    Tagged
    0 Thread(s)
    Hmmm - I'm seeing a lot of web developers using these tools lately and it kinda bothers me. Fair enough if you're a kid running your own blog or whatever, but commercial software developers should no be using these products - period.

    Mambo installs itself on a plesk server at the push of a button - and a template can be implemented for twenty bucks... if that's what clients wanted, why would they bother to pay us thousands of dollars? Its a one-size-fits-all comprimise.

    Reselling an open source CMS is no different (IMO) to reselling templates from Monster Template... with the possible exception that you're client's site mightn't get turned into a billboard for the Taliban or a Viagra Catalogue or a Paypal Phishing Hole, if you're simply reselling templates... I can't make the same promise for open source CMSs. And god help you if your client needs something customised. If a developer can't even write their own application how do they expect to be able to effectively rebuild someone elses?

    ...And pity the developer who does heavily customise an OS CMS. They're screwed the next time a major security update is released - I don't fancy the prospect of spending the next 3 years retrofitting every site I ever laid eyes on... at my your own expense.
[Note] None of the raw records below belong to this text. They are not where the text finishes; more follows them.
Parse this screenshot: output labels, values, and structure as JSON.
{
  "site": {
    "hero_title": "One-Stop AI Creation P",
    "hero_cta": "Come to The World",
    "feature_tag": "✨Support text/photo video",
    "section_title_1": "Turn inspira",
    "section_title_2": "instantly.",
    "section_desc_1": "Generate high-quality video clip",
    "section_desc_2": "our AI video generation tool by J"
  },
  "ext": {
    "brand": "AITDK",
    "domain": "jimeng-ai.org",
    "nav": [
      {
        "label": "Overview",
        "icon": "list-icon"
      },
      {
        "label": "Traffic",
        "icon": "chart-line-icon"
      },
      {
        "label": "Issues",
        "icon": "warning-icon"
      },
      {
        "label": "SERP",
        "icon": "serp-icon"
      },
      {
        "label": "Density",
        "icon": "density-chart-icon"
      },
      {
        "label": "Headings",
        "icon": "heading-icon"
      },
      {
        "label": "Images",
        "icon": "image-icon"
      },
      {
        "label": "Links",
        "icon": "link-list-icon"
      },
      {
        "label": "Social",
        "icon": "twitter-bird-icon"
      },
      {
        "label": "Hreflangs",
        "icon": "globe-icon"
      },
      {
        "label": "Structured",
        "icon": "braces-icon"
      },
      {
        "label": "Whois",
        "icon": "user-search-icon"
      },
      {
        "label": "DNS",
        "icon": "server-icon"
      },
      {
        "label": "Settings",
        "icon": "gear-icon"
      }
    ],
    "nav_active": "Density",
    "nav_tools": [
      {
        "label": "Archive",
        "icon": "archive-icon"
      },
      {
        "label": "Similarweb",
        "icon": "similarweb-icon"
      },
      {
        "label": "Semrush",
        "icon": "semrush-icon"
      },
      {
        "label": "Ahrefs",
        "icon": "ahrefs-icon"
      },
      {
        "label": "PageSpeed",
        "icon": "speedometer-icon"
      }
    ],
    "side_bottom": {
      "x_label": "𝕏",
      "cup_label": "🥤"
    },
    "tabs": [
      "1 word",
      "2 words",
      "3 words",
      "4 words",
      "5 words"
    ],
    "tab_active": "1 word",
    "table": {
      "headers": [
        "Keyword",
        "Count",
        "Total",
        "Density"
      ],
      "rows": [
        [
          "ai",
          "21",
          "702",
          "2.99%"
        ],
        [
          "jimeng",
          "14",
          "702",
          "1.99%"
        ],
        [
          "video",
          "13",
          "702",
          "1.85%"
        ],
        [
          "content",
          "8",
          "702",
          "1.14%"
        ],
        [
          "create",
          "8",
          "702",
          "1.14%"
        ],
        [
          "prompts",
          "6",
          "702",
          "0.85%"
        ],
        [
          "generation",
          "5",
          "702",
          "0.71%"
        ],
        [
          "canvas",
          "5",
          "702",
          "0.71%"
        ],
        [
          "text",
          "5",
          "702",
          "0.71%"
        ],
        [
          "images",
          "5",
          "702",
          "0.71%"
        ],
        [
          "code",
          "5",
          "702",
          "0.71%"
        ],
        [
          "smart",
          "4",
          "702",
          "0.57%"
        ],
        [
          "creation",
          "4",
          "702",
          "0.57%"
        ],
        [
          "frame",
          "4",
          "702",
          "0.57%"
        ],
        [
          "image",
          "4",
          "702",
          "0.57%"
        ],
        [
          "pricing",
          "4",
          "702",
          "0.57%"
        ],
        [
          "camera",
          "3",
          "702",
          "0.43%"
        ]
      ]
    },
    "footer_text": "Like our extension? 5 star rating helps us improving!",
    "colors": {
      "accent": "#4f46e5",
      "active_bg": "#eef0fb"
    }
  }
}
    If I wanted to mindlessly resell one-size-fits-all products to misguided clients I'd work at a Best`n`Less.

  25. #25
    SitePoint Member
    Join Date
    Mar 2008
    Posts
    1
    Mentioned
    0 Post(s)
    Tagged
    0 Thread(s)

    Charge what you want

    Charge what your time is worth. Content management is time consuming. I wonder why people don't call nike and ask why Jordan's are so expensive, charge cheaper. OH NO way... Your next step is bo bo's.


Bookmarks

Posting Permissions

  • You may not post new threads
  • You may not post replies
  • You may not post attachments
  • You may not edit your posts
  •